(Stored records)
- - -

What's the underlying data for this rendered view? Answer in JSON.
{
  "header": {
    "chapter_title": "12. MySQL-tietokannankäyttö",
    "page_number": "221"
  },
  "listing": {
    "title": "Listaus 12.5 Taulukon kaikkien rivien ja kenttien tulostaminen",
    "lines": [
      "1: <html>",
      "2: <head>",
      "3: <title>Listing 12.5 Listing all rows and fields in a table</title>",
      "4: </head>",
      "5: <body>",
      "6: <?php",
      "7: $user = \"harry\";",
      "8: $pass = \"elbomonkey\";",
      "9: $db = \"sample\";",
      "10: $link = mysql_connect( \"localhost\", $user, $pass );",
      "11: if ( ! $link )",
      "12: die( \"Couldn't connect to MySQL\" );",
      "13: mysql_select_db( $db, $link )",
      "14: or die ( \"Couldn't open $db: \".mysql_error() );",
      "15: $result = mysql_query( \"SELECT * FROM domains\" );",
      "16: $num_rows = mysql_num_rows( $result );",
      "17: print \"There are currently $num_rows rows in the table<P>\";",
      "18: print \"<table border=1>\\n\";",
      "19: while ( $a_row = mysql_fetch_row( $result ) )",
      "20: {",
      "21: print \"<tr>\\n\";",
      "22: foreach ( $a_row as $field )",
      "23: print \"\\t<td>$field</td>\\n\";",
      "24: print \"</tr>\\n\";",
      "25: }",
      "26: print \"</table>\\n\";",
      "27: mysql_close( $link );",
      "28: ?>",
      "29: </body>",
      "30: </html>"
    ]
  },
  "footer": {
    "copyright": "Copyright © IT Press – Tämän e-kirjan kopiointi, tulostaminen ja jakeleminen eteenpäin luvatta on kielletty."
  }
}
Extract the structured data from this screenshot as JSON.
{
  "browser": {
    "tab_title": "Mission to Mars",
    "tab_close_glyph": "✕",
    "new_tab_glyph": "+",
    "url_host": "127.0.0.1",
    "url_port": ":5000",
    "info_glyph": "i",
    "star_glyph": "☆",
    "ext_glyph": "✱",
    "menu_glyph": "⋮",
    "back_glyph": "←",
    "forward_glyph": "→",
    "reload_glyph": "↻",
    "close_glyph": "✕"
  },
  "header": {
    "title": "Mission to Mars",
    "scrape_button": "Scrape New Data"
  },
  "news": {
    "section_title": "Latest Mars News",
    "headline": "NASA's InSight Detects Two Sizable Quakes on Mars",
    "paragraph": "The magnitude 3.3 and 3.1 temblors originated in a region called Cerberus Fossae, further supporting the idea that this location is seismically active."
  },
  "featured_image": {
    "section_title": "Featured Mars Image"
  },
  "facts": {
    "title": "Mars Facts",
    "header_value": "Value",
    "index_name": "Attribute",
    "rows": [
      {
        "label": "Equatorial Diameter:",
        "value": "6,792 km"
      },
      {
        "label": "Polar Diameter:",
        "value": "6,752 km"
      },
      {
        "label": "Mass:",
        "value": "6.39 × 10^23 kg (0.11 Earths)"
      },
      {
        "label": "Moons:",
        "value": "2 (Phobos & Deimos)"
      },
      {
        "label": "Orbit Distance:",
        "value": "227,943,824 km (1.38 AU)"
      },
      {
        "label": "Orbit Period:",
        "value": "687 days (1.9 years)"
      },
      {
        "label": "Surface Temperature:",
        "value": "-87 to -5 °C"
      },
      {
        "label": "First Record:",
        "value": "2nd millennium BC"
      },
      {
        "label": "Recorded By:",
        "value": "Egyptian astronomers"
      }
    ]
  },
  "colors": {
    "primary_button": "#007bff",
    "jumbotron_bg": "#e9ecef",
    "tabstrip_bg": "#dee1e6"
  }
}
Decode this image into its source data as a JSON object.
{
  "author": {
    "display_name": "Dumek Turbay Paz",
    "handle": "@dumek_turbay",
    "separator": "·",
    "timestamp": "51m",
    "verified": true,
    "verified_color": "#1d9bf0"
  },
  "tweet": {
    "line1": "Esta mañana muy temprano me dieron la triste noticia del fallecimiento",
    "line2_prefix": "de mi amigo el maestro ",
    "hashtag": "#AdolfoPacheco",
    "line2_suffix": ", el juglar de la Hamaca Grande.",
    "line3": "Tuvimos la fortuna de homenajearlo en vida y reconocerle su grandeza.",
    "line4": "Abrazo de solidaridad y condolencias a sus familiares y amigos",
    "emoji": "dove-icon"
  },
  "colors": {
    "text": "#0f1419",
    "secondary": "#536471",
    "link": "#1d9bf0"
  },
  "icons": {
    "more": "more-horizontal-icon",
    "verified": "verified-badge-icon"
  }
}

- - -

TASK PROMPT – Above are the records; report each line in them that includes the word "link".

WRITTEN RESPONSE –
      "10: $link = mysql_connect( \"localhost\", $user, $pass );",
      "11: if ( ! $link )",
      "13: mysql_select_db( $db, $link )",
      "27: mysql_close( $link );",
    "link": "#1d9bf0"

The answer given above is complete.